Could you retype every entry below exactly as written?

(Beginning of Records shown)

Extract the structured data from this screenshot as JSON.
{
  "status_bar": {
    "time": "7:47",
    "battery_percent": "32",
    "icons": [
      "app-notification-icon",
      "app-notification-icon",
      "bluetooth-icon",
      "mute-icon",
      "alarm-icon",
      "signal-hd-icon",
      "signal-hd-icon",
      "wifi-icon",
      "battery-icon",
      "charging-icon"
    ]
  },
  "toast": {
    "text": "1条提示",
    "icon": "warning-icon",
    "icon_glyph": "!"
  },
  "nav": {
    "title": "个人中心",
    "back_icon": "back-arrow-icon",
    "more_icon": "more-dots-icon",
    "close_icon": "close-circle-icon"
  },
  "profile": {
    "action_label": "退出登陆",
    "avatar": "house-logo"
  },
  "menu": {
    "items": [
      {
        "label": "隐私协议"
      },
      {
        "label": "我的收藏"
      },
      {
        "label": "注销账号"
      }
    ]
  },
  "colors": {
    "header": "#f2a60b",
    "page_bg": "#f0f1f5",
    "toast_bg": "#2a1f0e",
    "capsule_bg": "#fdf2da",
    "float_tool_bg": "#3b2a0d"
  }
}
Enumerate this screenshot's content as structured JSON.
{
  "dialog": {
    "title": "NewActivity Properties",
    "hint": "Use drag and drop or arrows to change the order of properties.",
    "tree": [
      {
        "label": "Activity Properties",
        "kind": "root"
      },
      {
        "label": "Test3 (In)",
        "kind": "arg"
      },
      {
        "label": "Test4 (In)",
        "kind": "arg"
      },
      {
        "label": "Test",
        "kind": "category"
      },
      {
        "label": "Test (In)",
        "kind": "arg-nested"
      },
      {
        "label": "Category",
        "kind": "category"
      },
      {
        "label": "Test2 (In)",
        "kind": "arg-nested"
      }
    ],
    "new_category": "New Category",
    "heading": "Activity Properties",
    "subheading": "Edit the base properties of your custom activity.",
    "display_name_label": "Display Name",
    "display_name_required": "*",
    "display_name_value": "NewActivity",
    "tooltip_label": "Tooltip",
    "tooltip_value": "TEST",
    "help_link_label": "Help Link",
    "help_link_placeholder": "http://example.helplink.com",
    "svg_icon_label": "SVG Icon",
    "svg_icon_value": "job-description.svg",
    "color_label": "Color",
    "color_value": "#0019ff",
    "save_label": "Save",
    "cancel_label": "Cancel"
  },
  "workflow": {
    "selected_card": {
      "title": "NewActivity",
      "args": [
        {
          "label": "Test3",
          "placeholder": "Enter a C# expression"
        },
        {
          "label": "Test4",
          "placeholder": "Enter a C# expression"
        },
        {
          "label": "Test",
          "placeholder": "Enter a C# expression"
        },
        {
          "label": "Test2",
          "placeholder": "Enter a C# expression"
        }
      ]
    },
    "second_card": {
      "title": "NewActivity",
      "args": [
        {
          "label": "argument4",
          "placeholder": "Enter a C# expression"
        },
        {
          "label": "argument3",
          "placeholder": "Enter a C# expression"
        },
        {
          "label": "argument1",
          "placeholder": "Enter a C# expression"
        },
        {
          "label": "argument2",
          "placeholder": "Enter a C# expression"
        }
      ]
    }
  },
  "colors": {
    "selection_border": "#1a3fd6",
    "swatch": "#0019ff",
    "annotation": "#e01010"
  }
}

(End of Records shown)

Your solution >>
Extract the structured data from this screenshot as JSON.
{
  "status_bar": {
    "time": "7:47",
    "battery_percent": "32",
    "icons": [
      "app-notification-icon",
      "app-notification-icon",
      "bluetooth-icon",
      "mute-icon",
      "alarm-icon",
      "signal-hd-icon",
      "signal-hd-icon",
      "wifi-icon",
      "battery-icon",
      "charging-icon"
    ]
  },
  "toast": {
    "text": "1条提示",
    "icon": "warning-icon",
    "icon_glyph": "!"
  },
  "nav": {
    "title": "个人中心",
    "back_icon": "back-arrow-icon",
    "more_icon": "more-dots-icon",
    "close_icon": "close-circle-icon"
  },
  "profile": {
    "action_label": "退出登陆",
    "avatar": "house-logo"
  },
  "menu": {
    "items": [
      {
        "label": "隐私协议"
      },
      {
        "label": "我的收藏"
      },
      {
        "label": "注销账号"
      }
    ]
  },
  "colors": {
    "header": "#f2a60b",
    "page_bg": "#f0f1f5",
    "toast_bg": "#2a1f0e",
    "capsule_bg": "#fdf2da",
    "float_tool_bg": "#3b2a0d"
  }
}
Enumerate this screenshot's content as structured JSON.
{
  "dialog": {
    "title": "NewActivity Properties",
    "hint": "Use drag and drop or arrows to change the order of properties.",
    "tree": [
      {
        "label": "Activity Properties",
        "kind": "root"
      },
      {
        "label": "Test3 (In)",
        "kind": "arg"
      },
      {
        "label": "Test4 (In)",
        "kind": "arg"
      },
      {
        "label": "Test",
        "kind": "category"
      },
      {
        "label": "Test (In)",
        "kind": "arg-nested"
      },
      {
        "label": "Category",
        "kind": "category"
      },
      {
        "label": "Test2 (In)",
        "kind": "arg-nested"
      }
    ],
    "new_category": "New Category",
    "heading": "Activity Properties",
    "subheading": "Edit the base properties of your custom activity.",
    "display_name_label": "Display Name",
    "display_name_required": "*",
    "display_name_value": "NewActivity",
    "tooltip_label": "Tooltip",
    "tooltip_value": "TEST",
    "help_link_label": "Help Link",
    "help_link_placeholder": "http://example.helplink.com",
    "svg_icon_label": "SVG Icon",
    "svg_icon_value": "job-description.svg",
    "color_label": "Color",
    "color_value": "#0019ff",
    "save_label": "Save",
    "cancel_label": "Cancel"
  },
  "workflow": {
    "selected_card": {
      "title": "NewActivity",
      "args": [
        {
          "label": "Test3",
          "placeholder": "Enter a C# expression"
        },
        {
          "label": "Test4",
          "placeholder": "Enter a C# expression"
        },
        {
          "label": "Test",
          "placeholder": "Enter a C# expression"
        },
        {
          "label": "Test2",
          "placeholder": "Enter a C# expression"
        }
      ]
    },
    "second_card": {
      "title": "NewActivity",
      "args": [
        {
          "label": "argument4",
          "placeholder": "Enter a C# expression"
        },
        {
          "label": "argument3",
          "placeholder": "Enter a C# expression"
        },
        {
          "label": "argument1",
          "placeholder": "Enter a C# expression"
        },
        {
          "label": "argument2",
          "placeholder": "Enter a C# expression"
        }
      ]
    }
  },
  "colors": {
    "selection_border": "#1a3fd6",
    "swatch": "#0019ff",
    "annotation": "#e01010"
  }
}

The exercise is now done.